Problem statement: Note every line in the entries that contains the string "node", and copy it.

::: Supplied material :::

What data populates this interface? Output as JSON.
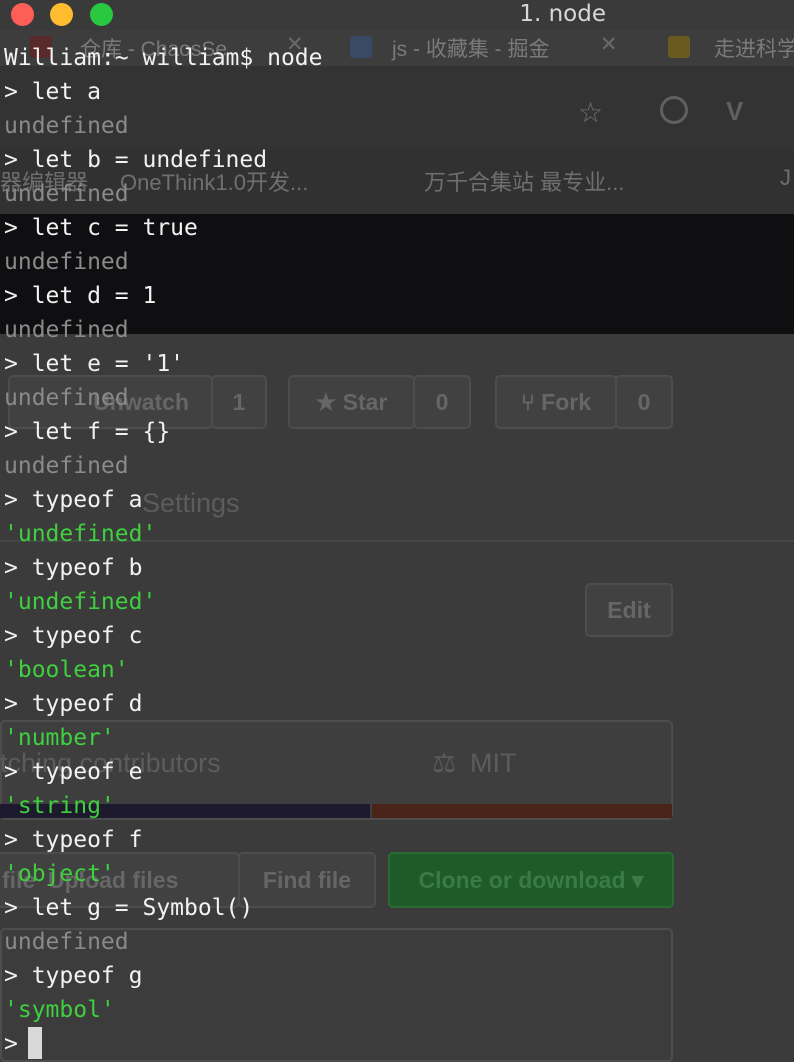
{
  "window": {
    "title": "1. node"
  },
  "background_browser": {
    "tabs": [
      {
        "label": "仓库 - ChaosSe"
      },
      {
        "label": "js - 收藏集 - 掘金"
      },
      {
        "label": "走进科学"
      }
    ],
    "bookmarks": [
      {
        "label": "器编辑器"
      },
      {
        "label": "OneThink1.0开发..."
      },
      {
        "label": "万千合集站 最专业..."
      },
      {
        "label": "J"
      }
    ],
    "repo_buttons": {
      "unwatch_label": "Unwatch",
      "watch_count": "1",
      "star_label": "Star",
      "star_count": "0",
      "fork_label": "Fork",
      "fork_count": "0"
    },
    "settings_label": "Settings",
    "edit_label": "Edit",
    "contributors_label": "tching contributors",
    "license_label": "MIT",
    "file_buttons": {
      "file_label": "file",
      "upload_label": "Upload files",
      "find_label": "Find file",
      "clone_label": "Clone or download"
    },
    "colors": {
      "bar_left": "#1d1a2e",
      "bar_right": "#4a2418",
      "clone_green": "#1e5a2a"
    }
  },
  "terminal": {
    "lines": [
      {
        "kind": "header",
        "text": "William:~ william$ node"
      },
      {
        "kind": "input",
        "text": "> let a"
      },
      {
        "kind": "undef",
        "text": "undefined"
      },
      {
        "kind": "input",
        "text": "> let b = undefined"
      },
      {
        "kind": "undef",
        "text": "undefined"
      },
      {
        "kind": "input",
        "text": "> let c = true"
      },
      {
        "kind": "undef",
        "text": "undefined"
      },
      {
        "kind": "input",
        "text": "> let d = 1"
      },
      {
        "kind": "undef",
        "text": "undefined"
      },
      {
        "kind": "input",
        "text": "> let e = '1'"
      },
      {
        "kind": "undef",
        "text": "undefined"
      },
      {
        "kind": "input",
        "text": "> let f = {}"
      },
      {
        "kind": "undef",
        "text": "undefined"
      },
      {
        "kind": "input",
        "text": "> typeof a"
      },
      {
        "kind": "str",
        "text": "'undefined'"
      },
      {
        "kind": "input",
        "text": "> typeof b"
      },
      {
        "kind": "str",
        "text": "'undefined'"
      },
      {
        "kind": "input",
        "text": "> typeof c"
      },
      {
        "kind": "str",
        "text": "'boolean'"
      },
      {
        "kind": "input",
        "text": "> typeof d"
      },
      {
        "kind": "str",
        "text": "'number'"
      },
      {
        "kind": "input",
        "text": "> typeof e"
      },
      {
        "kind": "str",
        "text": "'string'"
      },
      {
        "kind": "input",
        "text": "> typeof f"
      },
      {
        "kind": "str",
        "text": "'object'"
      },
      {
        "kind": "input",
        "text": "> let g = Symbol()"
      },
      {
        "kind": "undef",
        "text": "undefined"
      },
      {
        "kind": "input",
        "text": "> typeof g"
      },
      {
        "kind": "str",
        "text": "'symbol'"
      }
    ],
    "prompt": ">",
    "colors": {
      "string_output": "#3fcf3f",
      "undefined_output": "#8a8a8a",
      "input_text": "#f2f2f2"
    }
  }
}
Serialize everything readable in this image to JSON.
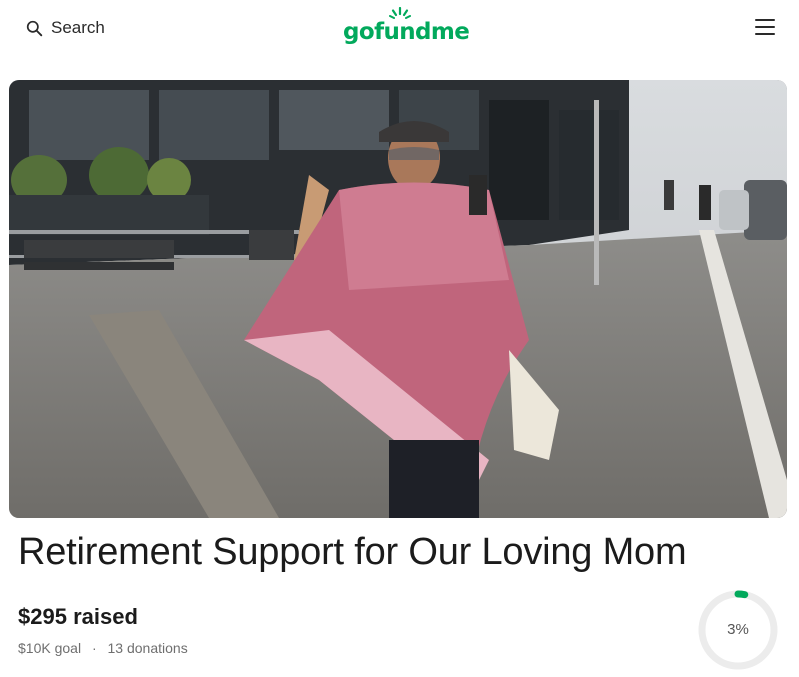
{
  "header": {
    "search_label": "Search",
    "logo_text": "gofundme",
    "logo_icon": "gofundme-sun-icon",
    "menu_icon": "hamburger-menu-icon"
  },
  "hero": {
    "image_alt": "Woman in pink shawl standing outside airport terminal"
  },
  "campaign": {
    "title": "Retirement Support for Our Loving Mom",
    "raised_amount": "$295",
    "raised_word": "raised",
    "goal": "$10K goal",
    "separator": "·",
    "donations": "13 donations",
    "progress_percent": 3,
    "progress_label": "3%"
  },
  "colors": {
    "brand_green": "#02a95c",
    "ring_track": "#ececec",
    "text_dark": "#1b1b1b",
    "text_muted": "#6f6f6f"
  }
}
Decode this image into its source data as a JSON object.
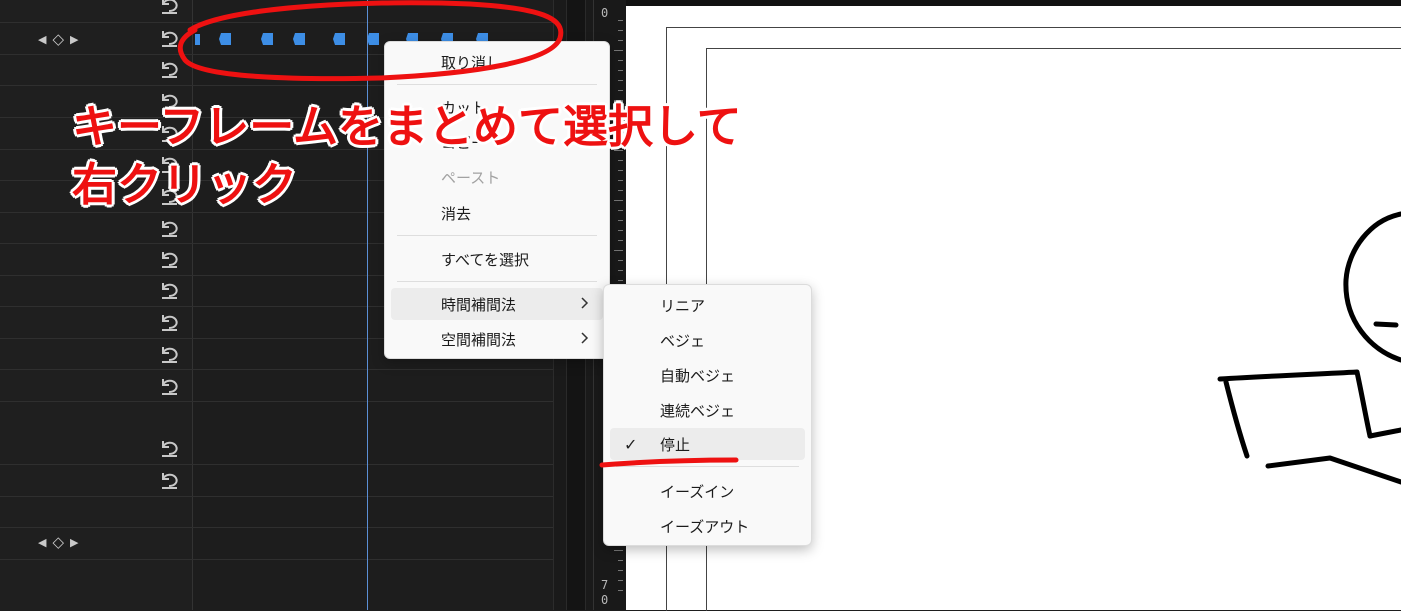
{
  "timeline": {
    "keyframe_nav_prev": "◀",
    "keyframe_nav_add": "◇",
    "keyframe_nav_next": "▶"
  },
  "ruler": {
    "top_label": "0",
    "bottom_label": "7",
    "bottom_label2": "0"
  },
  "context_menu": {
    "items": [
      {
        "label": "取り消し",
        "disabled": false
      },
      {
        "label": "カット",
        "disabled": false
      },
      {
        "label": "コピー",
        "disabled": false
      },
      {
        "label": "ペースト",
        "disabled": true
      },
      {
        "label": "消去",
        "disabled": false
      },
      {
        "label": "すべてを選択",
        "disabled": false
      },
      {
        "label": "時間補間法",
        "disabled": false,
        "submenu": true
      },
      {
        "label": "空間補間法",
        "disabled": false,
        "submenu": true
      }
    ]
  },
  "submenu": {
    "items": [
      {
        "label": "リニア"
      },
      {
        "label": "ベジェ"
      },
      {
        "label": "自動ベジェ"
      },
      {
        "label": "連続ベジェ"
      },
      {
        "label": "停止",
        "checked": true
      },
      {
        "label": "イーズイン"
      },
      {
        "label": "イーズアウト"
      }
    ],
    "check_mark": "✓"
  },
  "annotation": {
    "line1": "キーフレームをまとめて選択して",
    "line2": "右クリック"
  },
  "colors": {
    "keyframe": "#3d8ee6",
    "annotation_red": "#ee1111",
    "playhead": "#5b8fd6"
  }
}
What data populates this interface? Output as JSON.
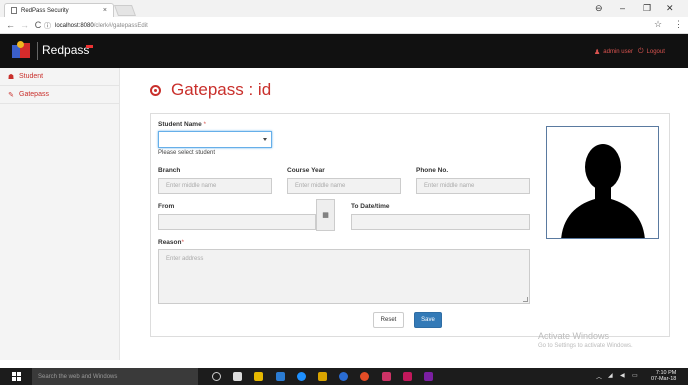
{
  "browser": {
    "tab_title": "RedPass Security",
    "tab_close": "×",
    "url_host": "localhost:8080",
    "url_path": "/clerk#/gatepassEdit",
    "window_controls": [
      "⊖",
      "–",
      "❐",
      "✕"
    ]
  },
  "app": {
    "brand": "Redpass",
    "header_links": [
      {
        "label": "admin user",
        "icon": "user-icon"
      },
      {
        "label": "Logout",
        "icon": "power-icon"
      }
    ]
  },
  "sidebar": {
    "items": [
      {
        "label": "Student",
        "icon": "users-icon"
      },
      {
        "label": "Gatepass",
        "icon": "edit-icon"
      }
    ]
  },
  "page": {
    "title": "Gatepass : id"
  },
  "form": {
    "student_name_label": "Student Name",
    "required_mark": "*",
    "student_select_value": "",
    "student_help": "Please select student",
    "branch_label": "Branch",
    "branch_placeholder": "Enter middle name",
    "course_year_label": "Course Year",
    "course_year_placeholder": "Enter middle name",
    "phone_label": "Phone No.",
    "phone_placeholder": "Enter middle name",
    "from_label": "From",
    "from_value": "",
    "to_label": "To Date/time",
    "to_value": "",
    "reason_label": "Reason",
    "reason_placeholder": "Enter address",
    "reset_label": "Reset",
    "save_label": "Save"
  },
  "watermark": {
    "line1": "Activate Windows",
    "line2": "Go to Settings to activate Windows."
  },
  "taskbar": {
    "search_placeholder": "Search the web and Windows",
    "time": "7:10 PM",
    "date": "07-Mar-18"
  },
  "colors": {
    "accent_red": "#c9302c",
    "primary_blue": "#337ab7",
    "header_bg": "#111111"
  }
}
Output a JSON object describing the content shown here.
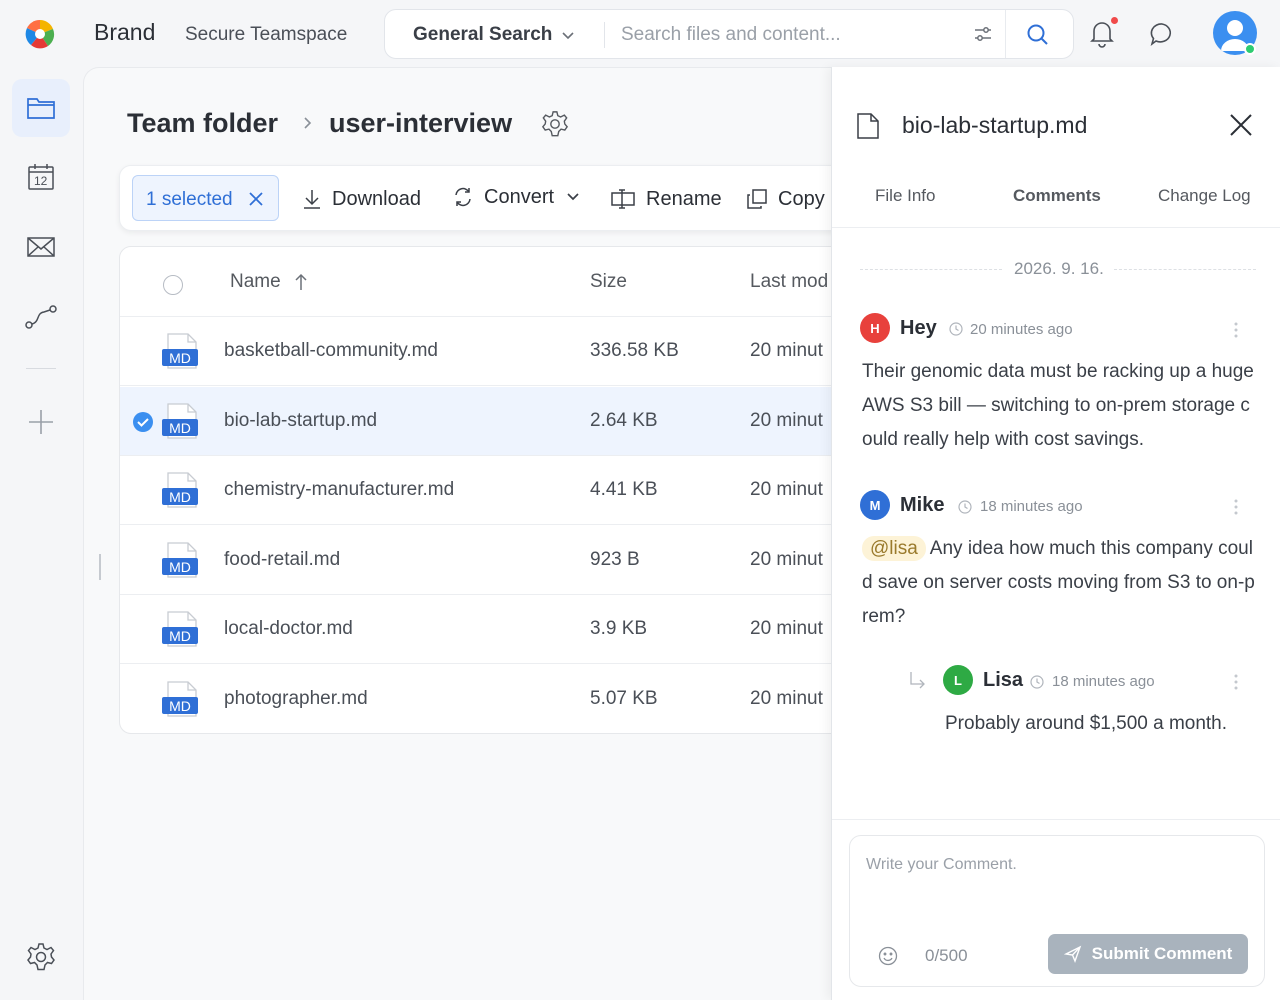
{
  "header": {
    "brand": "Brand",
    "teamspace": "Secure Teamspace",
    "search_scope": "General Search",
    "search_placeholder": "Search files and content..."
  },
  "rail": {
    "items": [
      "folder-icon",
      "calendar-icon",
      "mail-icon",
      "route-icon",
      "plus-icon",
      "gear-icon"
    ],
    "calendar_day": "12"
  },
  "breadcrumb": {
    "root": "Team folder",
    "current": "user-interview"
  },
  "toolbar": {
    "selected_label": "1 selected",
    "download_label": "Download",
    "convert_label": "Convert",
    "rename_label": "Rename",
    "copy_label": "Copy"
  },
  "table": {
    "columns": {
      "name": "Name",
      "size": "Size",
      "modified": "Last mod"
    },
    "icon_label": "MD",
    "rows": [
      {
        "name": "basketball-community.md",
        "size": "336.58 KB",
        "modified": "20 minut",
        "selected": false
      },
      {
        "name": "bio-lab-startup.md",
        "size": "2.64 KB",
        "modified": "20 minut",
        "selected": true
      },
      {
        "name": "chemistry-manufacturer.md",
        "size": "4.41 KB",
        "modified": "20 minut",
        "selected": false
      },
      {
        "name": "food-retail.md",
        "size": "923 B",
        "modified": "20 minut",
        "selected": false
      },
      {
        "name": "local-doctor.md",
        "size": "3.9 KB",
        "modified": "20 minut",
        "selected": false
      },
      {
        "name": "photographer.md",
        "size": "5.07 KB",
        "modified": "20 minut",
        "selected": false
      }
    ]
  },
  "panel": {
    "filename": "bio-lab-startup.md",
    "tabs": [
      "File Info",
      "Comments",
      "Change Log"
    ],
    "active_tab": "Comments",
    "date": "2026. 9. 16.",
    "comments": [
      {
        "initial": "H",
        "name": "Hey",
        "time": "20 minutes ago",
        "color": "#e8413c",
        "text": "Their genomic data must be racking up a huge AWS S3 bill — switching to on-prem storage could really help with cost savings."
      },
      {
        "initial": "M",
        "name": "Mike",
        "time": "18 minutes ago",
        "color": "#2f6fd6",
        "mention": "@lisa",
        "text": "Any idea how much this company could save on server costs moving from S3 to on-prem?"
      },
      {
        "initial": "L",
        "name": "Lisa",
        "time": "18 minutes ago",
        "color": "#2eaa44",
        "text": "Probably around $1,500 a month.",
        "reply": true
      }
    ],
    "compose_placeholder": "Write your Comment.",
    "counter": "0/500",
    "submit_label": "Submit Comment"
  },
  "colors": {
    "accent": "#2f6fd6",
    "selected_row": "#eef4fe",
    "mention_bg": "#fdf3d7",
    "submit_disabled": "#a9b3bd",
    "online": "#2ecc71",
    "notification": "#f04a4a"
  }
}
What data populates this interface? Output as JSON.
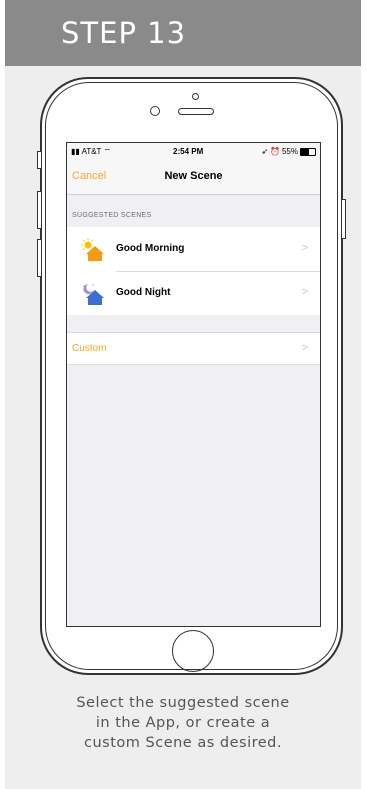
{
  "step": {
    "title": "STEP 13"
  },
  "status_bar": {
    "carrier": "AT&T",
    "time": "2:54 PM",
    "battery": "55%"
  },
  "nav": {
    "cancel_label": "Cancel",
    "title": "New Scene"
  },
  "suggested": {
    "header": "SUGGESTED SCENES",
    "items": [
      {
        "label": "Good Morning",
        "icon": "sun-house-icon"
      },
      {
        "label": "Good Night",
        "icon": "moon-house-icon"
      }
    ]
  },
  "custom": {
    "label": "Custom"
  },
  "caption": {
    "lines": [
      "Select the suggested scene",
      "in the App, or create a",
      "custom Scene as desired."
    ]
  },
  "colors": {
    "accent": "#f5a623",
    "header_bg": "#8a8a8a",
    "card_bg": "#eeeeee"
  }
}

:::

Exercise response:
    "title": "1. node"
        "text": "William:~ william$ node"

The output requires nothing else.